What does the new movie Vice, about Dick Cheney, have to do with managing employees? The communication techniques that were used to influence the American public according to Vice, can also be used to motivate your employees to work harder.
In Vice, the movie alleges that although a majority of Americans disagreed with going to war with Iraq and disapproved of global warming, Cheney was able to change public opinion through the use of communication tactics. These same communication tactics can be harnessed to convince our employees to work harder and stay on the job longer.
The movie references Dr. Frank Luntz, a public relations guru and political consultant to DIck Cheney and many others. According to Vice, the polls showed a majority of Americans were concerned about global warming. Dr. Frank Luntz changed the phrase from Global Warming to Climate Change. That linguistic move has been attributed to changing the emotional reaction and therefore public opinion about Global Warming.

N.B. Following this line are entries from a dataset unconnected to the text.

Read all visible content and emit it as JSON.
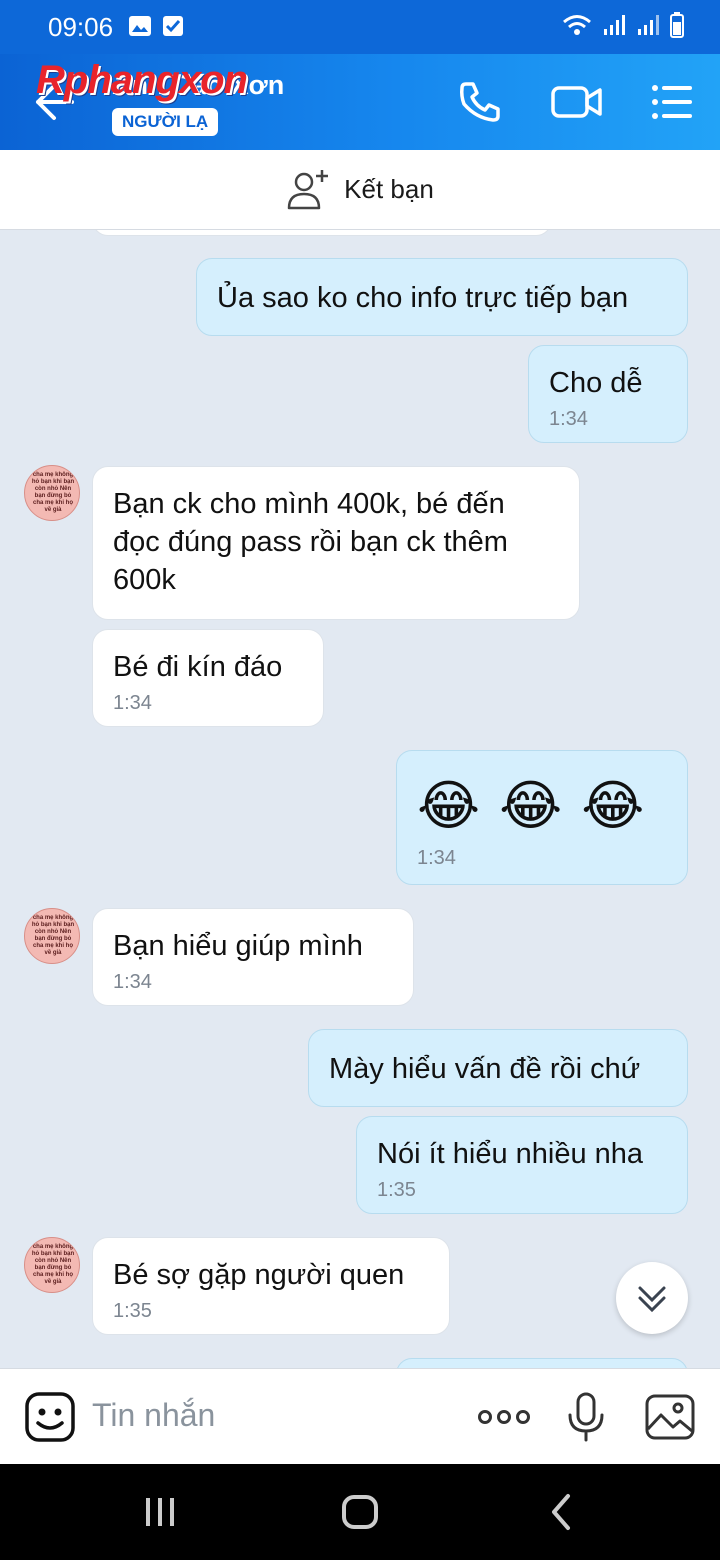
{
  "status_bar": {
    "time": "09:06"
  },
  "header": {
    "logo": "Rphangxon",
    "title": "Anh Cao Xơn",
    "badge": "NGƯỜI LẠ"
  },
  "friend_bar": {
    "label": "Kết bạn"
  },
  "avatar_text": "cha mẹ không hỏ bạn khi bạn còn nhỏ Nên bạn đừng bỏ cha mẹ khi họ về già",
  "messages": [
    {
      "text": "Ủa sao ko cho info trực tiếp bạn",
      "time": ""
    },
    {
      "text": "Cho dễ",
      "time": "1:34"
    },
    {
      "text": "Bạn ck cho mình 400k, bé đến đọc đúng pass rồi bạn ck thêm 600k",
      "time": ""
    },
    {
      "text": "Bé đi kín đáo",
      "time": "1:34"
    },
    {
      "text": "😂 😂 😂",
      "time": "1:34"
    },
    {
      "text": "Bạn hiểu giúp mình",
      "time": "1:34"
    },
    {
      "text": "Mày hiểu vấn đề rồi chứ",
      "time": ""
    },
    {
      "text": "Nói ít hiểu nhiều nha",
      "time": "1:35"
    },
    {
      "text": "Bé sợ gặp người quen",
      "time": "1:35"
    }
  ],
  "input_bar": {
    "placeholder": "Tin nhắn"
  },
  "colors": {
    "header_blue": "#0b63d4",
    "my_bubble": "#d5effd",
    "chat_bg": "#e2e9f2"
  }
}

Dr. Frank Lutz was also attributed to changing Americans’ opinion of a war on Iraq with two communication techniques:
- Selecting the phrase, “Axis of Evil”. It was powerful because it connected with Americans’ core values of safety and fear after 9/11.

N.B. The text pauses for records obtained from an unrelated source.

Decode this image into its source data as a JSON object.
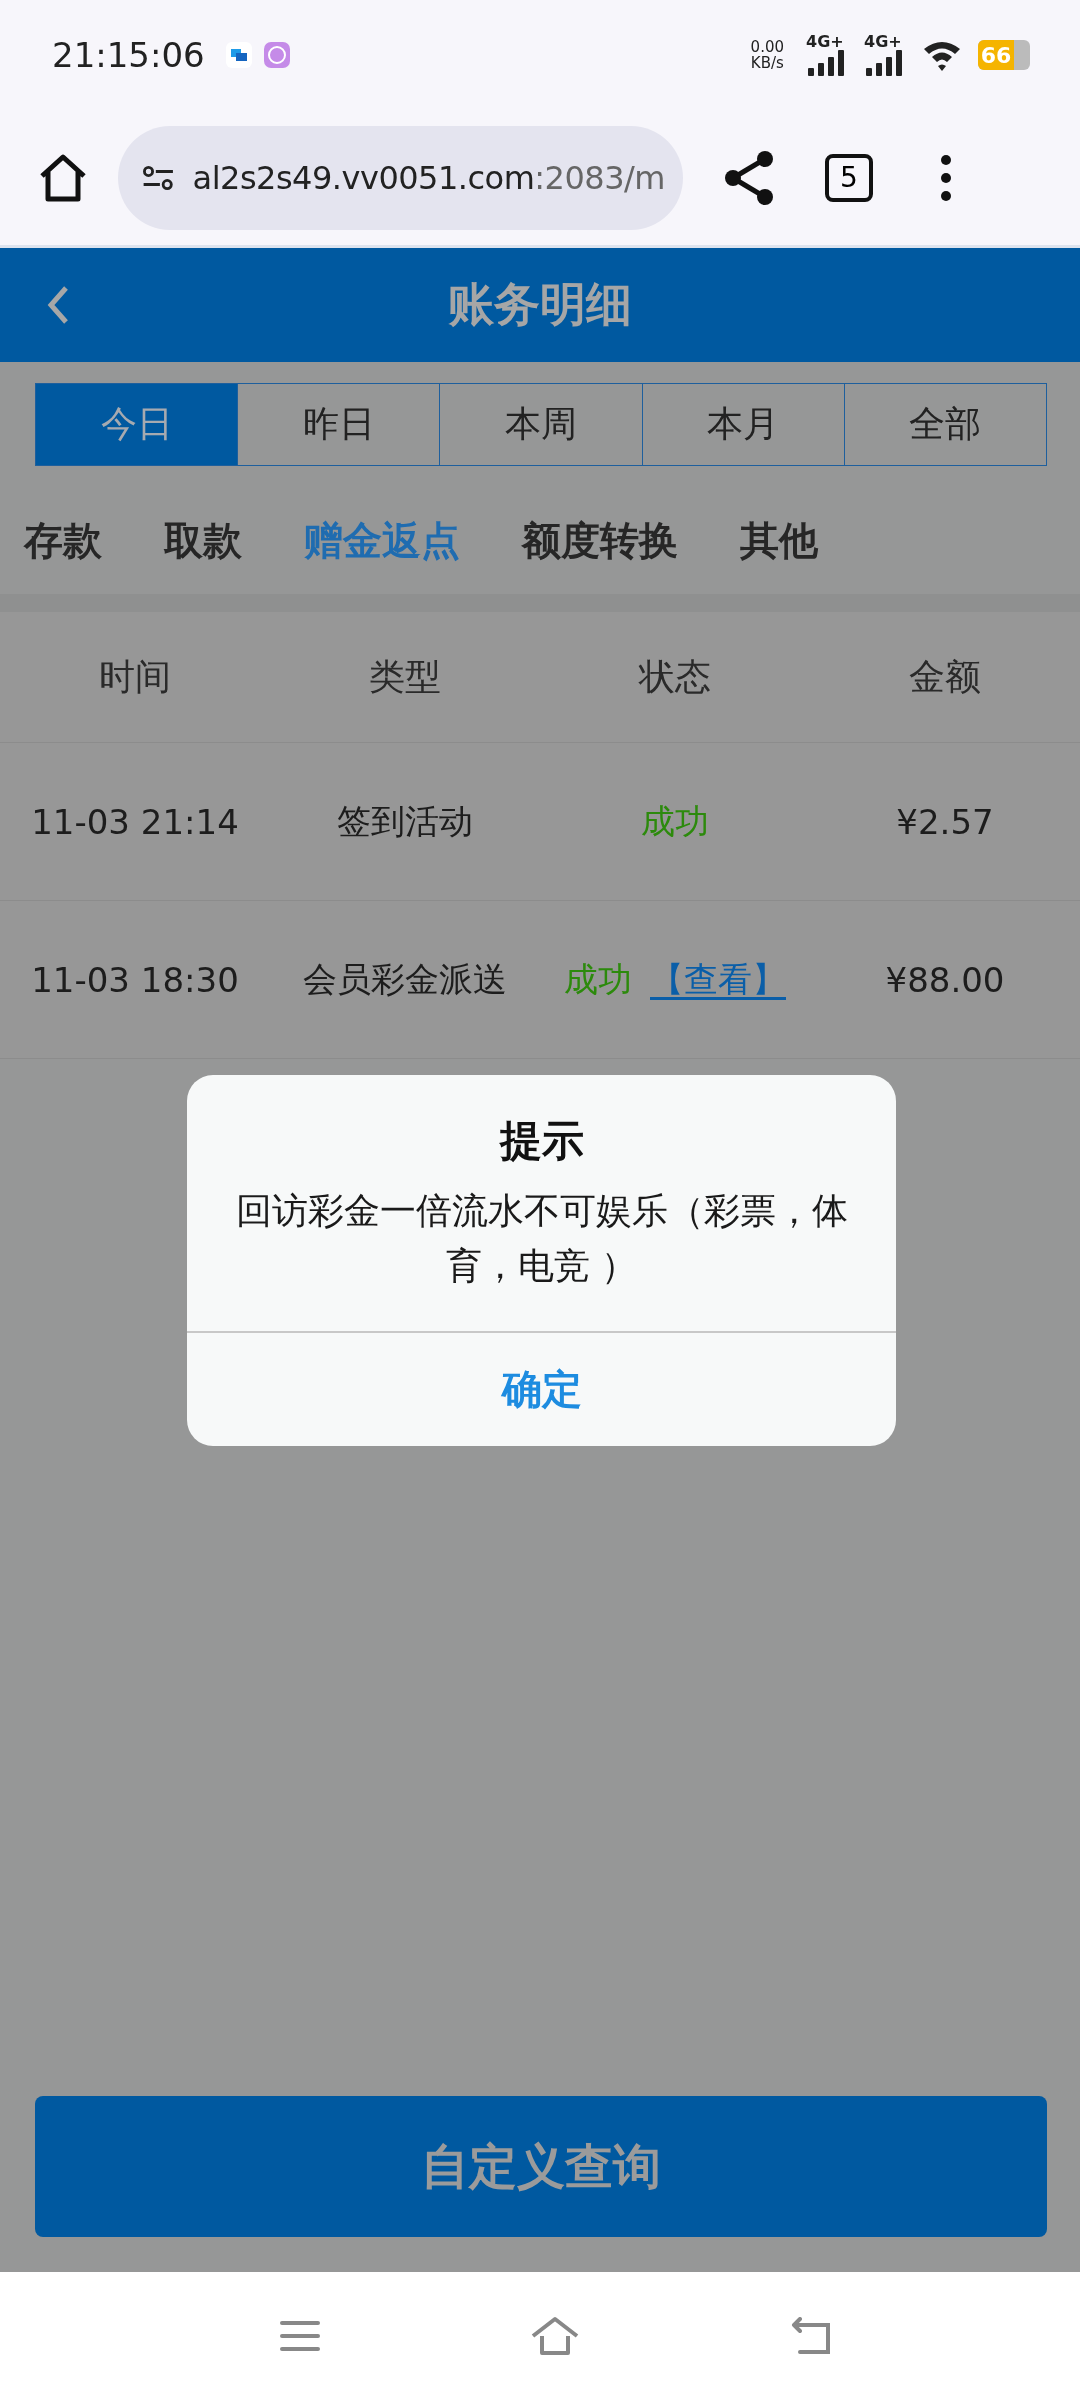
{
  "status_bar": {
    "time": "21:15:06",
    "net_speed": "0.00",
    "net_unit": "KB/s",
    "signals": [
      "4G+",
      "4G+"
    ],
    "battery": "66"
  },
  "browser": {
    "host": "al2s2s49.vv0051.com",
    "path": ":2083/m",
    "tab_count": "5"
  },
  "header": {
    "title": "账务明细"
  },
  "period_tabs": [
    {
      "label": "今日",
      "selected": true
    },
    {
      "label": "昨日",
      "selected": false
    },
    {
      "label": "本周",
      "selected": false
    },
    {
      "label": "本月",
      "selected": false
    },
    {
      "label": "全部",
      "selected": false
    }
  ],
  "categories": [
    {
      "label": "存款",
      "selected": false
    },
    {
      "label": "取款",
      "selected": false
    },
    {
      "label": "赠金返点",
      "selected": true
    },
    {
      "label": "额度转换",
      "selected": false
    },
    {
      "label": "其他",
      "selected": false
    }
  ],
  "table": {
    "columns": [
      "时间",
      "类型",
      "状态",
      "金额"
    ],
    "rows": [
      {
        "time": "11-03 21:14",
        "type": "签到活动",
        "status": "成功",
        "amount": "¥2.57"
      },
      {
        "time": "11-03 18:30",
        "type": "会员彩金派送",
        "status": "成功",
        "link": "【查看】",
        "amount": "¥88.00"
      }
    ]
  },
  "dialog": {
    "title": "提示",
    "message": "回访彩金一倍流水不可娱乐（彩票，体育，电竞 ）",
    "button": "确定"
  },
  "query_button": "自定义查询"
}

- Repetitive communication of carefully selected phrases over and over and over in the media. In a short time, there was a tipping point in public opinion about an Iraq War.
According to Dr. Frank Luntz in his book, Words That Work, communication changes behavior when a message is:
- Carefully selected
- Repeated frequently
- Connects to a person’s values
With these tips in mind, it is time to rethink how you are motivating your employees. Do you need your employees to work harder? Develop a short and simple phrase that causes an emotional reaction in your employees.
Step 1. Determine employees’ values
Language that connects to the value of the audience can change their behavior. According to Vice, in the post 9/11 time frame, Americans did not connect a war with Iraq to reducing terrorism. The Dr. Luntz’ suggested phrase of “Axis of Evil” however, connected to the post 9/11 fear of continued terrorist attacks. This phrase changed the view of the American public about a war with Iraq.
If you want to motivate your employees, you need to first uncover their internal values. In today’s workforce for hourly employees, some common values include:
- Moving up in a career
- Status of working for a certain type of organization
- Flexibility to have a job that pays the bills while the employee pursues school, the arts, or their own business
- Time away from their friends and family
- Social connections at work
- Helping others
Step 2. Messaging
Once you have identified what resonates most with your employees, draft a message that aligns with your employees’ values.
For example, if your employees value moving up in their career, try the message one of my former employers used: “Employees that start here end their career as a VP of HR.” Chick Fil-A communicates that they are committed to helping each employee move up in their career even if it is for a position outside of the company. The phrase, “We will train you to succeed in our company and beyond” connects to the value of career growth.
If your employees value their time spent away from friends and family is well used, a message that you will work with them on shift schedules and communicate in advance what their schedule will be can be powerful. Often employers are already doing this but don’t think to draw the connection from the workplace practice to the employee’s value.
At Homebase, our employees report they find fulfillment in their work because of the ability to help local business owners and their teams. We have written on the wall in the office, “We Work Hard to Make Your Work Easier.” On my first day back at work after maternity leave, I sat at my desk and looked at the wall with that phrase. I felt a boost and connected again to the company’s mission which aligns with my internal values.
Avoid communicating a value your employees don’t care about. For example, if your employees value time don’t focus on career development if the job is just a means to a paycheck.
Step 3. Repeat
Communicate the value through posters, meetings, performance evaluations, on-boarding and training to repeat your message. Every time you have an all employee meeting say a few sentences about your employees’ values.
The more you repeat the message the more employees buy in and change.
I wonder if Dr. Frank Luntz has been advising Facebook. Every publicized interview with an executive lately seems to include some form of the phrase, “we did not act fast enough” or “we were too slow in our response”. The same concept communicated on repeat.
Step 4. Reward and Recognize.
When you connect a reward with an employee’s value, you get extra bang for your reward buck. Rewards can be like a gift from your grandmother. Well-meaning by the giver, meaningless to the recipient. The trick is to tie the reward to the employee’s values.
See the chart below for ideas about rewards that relate to an employee’s values.
|Time||Preference on Shift Selection or extra Paid Days Off|
|Career Development||Promotion, a connection to a mentor, or selection for cross-training|
|Flexibility||Mobile shift-scheduling with ability to request schedule and shift changes|
|Social Connections||Fun team building events, company parties, and referral bonuses|
|Helping Others||Bonuses for employees that provide exceptional customer service, volunteer opportunities, non-profit donations|
A carefully selected message that connects with employee’s values and is communicated repetitively can change employee behavior.